Continuing UCSD international students who are traveling outside the USA and have expired visas, or have changed status while in the USA must apply for a new visa at a US embassy or consulate abroad in order to reenter the USA.
All visa applications also require a face-to-face interview with a US consular officer. The visa application process can take up to 6-8 weeks, so plan accordingly. The earliest that an F-1 visa can be granted is 120 days before the reporting date listed on your SEVIS Form. You may apply for an F-1 visa earlier than 120 days before the start date to allow for visa processing and security clearance delays, however, the consulate cannot actually issue the visa until 120 days before the program start date.
Prior to your visa appointment, consult the website for the U.S. embassy or consulate that you will visit. Go to the Nonimmigrant Visa section and follow the instructions. Many people are denied visas when they are unprepared.
Based on information received from various consular officers, the following are recommendations to prepare for your visa interview:
Some factors that might work against you in the mind of the consular officer are:
If you are denied a visa, you will be informed of the reason for the denial and be given the opportunity to reappear if you can provide additional evidence to support your case.
Note: Nationals of certain countries, and all internationals whose area of study has been deemed sensitive by the US Department of Homeland Security, will have their names submitted for a special security clearance procedure that may take up to 4-6 weeks before a visa is issued. Disciplines such as nuclear technology, chemical and biotechnology engineering, and advanced computer or microelectronic technology, as well as a broad range of engineering and physical sciences are on the "Technology Alert List." Students in these fields should expect delays in obtaining visas at consulates abroad.

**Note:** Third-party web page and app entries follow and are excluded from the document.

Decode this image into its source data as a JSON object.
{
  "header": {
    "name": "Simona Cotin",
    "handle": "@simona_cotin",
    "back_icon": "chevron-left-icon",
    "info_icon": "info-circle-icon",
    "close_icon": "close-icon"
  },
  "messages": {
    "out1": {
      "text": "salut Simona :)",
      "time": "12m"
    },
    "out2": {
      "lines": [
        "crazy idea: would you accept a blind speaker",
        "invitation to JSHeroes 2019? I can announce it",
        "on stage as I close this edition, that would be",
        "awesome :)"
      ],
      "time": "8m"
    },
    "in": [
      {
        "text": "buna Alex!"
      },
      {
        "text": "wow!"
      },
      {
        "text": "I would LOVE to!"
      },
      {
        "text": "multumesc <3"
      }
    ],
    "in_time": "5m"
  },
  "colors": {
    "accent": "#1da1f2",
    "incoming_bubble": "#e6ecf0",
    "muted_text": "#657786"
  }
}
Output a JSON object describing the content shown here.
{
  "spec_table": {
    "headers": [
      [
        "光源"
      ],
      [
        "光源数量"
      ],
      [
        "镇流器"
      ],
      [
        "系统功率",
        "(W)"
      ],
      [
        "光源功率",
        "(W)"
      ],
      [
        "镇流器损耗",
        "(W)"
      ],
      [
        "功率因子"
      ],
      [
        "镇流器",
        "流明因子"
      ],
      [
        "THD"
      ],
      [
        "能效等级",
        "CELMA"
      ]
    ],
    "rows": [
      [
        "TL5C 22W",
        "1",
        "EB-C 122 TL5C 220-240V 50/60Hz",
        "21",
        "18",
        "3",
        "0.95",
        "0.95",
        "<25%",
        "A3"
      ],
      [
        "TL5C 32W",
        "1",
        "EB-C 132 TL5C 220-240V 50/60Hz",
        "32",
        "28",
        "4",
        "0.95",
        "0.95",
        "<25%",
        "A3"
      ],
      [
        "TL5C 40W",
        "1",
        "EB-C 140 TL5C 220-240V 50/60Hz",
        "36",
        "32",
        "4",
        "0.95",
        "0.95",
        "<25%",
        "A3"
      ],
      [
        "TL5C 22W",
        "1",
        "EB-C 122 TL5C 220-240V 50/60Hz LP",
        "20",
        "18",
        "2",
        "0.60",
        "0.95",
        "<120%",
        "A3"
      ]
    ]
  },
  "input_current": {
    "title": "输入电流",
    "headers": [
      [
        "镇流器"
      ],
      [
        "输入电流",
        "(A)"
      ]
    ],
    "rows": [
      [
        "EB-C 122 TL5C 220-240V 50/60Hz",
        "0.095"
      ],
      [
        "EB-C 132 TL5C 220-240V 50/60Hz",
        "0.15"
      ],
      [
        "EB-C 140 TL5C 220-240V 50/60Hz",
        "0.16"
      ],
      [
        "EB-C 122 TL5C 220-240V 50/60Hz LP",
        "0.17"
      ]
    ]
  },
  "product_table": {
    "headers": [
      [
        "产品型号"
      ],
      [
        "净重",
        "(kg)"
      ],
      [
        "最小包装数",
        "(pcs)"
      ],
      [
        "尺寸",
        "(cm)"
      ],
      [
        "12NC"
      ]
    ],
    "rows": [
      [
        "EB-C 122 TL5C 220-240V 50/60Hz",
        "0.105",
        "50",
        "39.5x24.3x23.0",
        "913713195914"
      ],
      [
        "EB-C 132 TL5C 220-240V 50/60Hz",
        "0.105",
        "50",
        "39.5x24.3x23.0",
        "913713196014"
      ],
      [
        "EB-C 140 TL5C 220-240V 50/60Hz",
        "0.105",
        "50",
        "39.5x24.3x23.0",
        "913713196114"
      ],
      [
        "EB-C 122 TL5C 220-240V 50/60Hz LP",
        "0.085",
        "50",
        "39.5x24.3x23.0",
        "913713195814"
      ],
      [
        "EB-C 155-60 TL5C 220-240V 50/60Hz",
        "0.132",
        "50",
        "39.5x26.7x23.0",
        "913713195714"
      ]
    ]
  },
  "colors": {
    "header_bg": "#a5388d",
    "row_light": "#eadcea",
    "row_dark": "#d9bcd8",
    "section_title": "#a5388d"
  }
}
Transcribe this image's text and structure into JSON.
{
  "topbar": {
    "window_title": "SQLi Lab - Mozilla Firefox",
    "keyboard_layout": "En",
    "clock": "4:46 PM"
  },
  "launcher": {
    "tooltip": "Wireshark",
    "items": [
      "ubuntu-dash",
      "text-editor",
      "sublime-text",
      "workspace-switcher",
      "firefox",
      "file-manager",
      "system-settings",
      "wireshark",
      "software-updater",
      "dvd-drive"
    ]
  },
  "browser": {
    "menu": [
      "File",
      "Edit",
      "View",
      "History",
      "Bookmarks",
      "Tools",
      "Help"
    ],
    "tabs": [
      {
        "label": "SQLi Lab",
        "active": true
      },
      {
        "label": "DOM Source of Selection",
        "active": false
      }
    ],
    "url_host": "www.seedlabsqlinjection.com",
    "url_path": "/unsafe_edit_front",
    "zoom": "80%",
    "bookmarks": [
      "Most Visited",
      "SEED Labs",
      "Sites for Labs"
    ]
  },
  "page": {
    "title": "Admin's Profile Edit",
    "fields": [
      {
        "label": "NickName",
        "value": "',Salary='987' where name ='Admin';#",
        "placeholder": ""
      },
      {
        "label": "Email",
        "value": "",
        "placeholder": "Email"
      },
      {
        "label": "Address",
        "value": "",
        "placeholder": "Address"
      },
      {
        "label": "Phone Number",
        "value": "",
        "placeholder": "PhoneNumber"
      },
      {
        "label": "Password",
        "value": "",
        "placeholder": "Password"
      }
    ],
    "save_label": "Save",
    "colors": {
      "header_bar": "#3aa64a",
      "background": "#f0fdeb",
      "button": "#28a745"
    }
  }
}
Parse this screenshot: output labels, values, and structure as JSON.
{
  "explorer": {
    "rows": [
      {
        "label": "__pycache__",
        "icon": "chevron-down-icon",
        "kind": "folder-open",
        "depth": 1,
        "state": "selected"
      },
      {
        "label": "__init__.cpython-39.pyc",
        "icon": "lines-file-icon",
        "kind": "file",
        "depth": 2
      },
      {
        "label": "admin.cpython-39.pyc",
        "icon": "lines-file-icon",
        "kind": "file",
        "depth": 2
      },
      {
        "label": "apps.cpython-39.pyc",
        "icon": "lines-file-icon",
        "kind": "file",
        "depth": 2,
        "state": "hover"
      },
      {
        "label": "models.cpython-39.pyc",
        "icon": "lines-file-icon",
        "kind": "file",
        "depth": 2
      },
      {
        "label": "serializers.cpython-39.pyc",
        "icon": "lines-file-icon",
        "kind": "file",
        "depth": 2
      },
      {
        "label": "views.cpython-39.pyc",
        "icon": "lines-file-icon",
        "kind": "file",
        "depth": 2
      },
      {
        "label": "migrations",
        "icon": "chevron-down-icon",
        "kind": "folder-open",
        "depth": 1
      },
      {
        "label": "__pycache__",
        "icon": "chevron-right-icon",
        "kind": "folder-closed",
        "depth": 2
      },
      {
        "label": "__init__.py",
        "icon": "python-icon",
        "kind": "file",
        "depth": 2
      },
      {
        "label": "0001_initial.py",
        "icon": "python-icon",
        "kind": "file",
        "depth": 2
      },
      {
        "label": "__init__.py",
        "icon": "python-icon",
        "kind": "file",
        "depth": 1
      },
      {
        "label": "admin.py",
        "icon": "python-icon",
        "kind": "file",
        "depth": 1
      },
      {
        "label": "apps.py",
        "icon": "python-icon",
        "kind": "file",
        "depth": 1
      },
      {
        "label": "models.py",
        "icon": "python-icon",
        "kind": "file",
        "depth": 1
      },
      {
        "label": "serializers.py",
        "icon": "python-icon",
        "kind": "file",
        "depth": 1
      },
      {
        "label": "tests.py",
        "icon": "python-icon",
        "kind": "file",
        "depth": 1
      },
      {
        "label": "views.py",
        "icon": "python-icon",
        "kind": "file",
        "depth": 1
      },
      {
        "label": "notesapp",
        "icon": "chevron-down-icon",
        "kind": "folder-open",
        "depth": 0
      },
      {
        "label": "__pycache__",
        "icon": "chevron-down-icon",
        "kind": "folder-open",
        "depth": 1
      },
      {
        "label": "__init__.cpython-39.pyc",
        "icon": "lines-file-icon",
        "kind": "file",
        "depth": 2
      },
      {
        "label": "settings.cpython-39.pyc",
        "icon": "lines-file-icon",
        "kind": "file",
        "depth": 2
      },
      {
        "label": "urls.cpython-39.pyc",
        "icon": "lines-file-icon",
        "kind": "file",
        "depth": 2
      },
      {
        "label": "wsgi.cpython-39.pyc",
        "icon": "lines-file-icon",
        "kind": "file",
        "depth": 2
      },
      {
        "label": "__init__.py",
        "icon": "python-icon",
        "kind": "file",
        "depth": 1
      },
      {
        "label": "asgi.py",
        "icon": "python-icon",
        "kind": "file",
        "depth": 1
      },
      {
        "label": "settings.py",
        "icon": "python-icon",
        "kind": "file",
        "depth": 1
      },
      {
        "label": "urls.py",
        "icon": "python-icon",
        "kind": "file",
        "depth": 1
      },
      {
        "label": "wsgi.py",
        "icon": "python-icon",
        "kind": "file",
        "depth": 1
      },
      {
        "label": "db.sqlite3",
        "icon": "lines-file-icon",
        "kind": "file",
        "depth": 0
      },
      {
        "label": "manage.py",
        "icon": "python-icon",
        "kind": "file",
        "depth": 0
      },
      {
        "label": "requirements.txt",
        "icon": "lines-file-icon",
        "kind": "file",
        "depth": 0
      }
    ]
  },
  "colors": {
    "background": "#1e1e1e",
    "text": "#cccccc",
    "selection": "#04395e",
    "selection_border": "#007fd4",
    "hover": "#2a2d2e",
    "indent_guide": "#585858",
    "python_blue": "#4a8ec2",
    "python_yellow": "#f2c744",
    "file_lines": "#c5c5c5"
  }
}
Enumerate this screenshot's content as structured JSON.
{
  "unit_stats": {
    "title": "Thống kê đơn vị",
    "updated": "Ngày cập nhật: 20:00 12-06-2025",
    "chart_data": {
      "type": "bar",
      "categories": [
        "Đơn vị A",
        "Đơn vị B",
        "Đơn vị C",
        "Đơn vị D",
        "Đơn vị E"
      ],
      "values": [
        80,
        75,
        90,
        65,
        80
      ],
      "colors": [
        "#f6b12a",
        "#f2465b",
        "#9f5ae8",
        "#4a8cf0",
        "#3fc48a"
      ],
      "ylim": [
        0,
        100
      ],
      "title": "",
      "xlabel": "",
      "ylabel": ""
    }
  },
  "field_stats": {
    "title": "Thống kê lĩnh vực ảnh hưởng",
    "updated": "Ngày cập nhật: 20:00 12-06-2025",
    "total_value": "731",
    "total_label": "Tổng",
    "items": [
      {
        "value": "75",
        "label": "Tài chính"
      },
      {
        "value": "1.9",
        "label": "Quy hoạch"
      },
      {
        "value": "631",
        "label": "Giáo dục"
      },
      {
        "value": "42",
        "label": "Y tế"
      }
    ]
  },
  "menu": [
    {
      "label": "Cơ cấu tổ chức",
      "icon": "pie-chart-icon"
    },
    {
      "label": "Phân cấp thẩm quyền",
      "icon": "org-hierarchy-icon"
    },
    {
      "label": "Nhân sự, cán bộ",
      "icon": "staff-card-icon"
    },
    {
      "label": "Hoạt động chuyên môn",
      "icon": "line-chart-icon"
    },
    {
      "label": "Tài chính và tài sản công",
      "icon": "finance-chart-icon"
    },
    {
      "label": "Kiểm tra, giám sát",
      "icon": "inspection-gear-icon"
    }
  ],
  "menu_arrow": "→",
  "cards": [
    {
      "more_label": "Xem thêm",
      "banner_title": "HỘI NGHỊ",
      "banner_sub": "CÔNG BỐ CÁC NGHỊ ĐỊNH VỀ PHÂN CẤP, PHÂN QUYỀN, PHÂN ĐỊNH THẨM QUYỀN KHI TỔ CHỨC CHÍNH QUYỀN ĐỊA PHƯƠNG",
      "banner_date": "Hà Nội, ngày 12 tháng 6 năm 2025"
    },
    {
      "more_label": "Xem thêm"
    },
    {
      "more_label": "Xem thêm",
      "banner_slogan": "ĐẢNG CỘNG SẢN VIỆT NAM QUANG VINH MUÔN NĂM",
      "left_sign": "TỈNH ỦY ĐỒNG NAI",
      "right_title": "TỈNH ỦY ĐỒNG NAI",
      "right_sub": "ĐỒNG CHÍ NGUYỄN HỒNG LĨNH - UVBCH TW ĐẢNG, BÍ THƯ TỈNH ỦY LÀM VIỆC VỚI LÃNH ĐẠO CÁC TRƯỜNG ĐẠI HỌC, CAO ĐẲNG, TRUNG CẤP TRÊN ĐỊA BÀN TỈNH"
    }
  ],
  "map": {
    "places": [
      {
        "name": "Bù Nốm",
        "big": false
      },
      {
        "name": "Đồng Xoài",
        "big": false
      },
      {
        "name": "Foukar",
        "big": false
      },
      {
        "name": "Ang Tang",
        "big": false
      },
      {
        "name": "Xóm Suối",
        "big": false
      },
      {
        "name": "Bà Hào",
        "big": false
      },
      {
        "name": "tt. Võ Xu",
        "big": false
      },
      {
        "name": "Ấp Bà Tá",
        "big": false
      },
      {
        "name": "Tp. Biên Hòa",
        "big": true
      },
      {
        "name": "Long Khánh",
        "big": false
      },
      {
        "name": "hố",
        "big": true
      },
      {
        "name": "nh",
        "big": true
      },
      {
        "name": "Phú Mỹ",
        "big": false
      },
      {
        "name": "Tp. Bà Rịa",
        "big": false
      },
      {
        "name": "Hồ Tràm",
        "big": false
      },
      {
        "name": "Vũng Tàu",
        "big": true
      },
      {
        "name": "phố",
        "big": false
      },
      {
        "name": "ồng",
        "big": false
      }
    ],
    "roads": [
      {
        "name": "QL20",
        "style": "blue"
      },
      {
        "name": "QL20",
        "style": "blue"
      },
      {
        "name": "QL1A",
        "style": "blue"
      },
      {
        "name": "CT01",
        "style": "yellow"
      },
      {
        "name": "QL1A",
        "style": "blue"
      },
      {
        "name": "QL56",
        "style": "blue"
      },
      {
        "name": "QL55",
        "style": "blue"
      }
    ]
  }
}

Before reapplying, be sure you understand the grounds for your denial so that you can appeal effectively. Contact the UCSD International Center if you need additional assistance.
International students are strongly encouraged to apply for a visa in their home country because they may have difficulty getting a visa from a U.S. embassy or consulate in a country other than their own.
In general, the following individuals are eligible to apply for a visa renewal as Third Country Nationals (TCN):
The following individuals are strongly discouraged from applying for a visa renewal as Third Country Nationals because there may be a high risk of denial:
International students who are not citizens of Canada, but who wish to apply for visas in Canada, should meet their International Student Advisor to discuss their plans. Students subject to special security clearances are not eligible for reentry into the USA until this process is complete. Please consider the delays that security checks may cause and plan accordingly.
The U.S. consular posts in Canada recently announced new appointment procedures, which took effect as of September 1, 2010, for applicants applying for nonimmigrant visas.
An applicant will need the following prior to scheduling a visa appointment:
Another significant change at most of the U.S. consular posts in Canada is that passports with visas will be returned to the applicant via courier. The courier service is provided through DHL, at no additional cost to the applicant.
For more information, visit U.S. Visa Service: Canada.
International students who are not citizens of Mexico, but who wish to apply for visas in Mexico, should meet their International Student Advisor to discuss their plans. Students subject to special security clearances are not eligible for reentry into the USA until this process is complete. Please consider the delays that security checks may cause and plan accordingly.
All U.S. consulates in Mexico do not accept TCN applications for changes of status, only for renewals for expired visas in the same status you entered the U.S. in.
For example, if your F-1 visa stamp has expired and you would like to apply for a new F-1 visa stamp, you may be eligible to apply in Mexico. However, if you entered the U.S. in J-1 status then changed to F-1 status, you may not apply for an F-1 visa in Mexico.
For more information, visit Mexican Embassy: Non-Immigrant Visas.
When traveling to a third country (other than your home country or the USA), remember that a new set of laws will be in effect. You are likely to need a visa to enter that country.
To learn more about visa requirements, contact the country's closest consulate in the USA.